» **TASK OBJECTIVE**
Using the word "citations" as the filter, copy each matching line from the records.

» **GIVEN RECORDS**
'''
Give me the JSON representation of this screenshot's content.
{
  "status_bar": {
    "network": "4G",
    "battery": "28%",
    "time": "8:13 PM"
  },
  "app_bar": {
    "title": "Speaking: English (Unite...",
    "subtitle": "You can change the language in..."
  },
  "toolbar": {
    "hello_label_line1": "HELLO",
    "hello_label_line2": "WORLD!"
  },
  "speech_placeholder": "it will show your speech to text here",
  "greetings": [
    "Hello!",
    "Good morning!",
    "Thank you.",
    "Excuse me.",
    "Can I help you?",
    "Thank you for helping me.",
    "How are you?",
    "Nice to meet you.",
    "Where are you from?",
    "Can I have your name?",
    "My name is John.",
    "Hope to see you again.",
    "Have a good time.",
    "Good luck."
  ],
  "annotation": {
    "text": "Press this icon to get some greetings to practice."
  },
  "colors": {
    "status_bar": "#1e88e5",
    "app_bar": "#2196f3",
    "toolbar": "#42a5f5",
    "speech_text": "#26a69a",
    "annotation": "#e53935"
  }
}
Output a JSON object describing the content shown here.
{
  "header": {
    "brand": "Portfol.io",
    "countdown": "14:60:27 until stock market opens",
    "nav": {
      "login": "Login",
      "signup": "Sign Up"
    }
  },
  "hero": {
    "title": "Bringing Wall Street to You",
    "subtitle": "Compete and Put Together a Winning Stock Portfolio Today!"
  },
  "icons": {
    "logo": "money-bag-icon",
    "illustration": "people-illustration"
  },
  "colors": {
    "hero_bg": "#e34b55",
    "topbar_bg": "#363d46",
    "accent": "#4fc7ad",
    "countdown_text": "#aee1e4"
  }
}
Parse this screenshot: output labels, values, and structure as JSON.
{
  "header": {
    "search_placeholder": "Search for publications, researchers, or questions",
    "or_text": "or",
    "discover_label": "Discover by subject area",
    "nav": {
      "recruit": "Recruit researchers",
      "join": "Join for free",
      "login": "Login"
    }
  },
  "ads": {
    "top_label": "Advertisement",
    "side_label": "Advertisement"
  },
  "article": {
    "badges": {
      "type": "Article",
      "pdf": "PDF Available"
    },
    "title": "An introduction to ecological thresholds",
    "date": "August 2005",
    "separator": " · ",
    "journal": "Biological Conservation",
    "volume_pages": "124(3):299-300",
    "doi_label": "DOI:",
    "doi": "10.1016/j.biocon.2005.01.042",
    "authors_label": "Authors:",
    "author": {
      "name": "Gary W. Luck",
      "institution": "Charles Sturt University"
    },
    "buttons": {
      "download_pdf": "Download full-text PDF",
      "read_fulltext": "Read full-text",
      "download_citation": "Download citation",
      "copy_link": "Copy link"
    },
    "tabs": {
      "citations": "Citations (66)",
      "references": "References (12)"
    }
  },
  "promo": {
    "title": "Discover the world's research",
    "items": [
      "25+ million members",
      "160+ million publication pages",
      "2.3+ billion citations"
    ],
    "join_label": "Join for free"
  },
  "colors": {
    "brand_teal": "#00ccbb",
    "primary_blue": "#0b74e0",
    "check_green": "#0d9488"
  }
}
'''
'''
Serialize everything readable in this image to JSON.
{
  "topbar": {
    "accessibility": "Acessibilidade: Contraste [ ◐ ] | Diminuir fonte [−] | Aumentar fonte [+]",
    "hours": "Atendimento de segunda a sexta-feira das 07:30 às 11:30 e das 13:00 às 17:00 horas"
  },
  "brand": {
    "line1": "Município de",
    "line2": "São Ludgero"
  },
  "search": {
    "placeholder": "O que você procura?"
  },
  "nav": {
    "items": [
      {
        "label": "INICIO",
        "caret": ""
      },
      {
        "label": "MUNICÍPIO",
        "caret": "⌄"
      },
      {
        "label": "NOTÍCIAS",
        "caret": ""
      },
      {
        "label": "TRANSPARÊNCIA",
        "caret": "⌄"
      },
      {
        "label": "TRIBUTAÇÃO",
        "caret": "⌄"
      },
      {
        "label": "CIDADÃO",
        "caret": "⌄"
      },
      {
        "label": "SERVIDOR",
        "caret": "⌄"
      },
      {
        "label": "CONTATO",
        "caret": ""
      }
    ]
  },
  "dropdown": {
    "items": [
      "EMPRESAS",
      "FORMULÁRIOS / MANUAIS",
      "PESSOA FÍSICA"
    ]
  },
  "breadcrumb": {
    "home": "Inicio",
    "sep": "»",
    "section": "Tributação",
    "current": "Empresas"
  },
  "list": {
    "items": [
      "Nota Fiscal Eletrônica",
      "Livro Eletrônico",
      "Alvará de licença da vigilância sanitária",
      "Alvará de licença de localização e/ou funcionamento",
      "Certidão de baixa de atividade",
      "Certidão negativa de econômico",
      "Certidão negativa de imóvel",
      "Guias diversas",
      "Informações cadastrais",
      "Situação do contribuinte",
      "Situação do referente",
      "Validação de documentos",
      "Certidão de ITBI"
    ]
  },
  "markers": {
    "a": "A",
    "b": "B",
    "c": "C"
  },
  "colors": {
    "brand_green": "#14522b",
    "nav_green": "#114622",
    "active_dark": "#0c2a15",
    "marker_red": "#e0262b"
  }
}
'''
» **ANSWER**
      "citations": "Citations (66)",
      "2.3+ billion citations"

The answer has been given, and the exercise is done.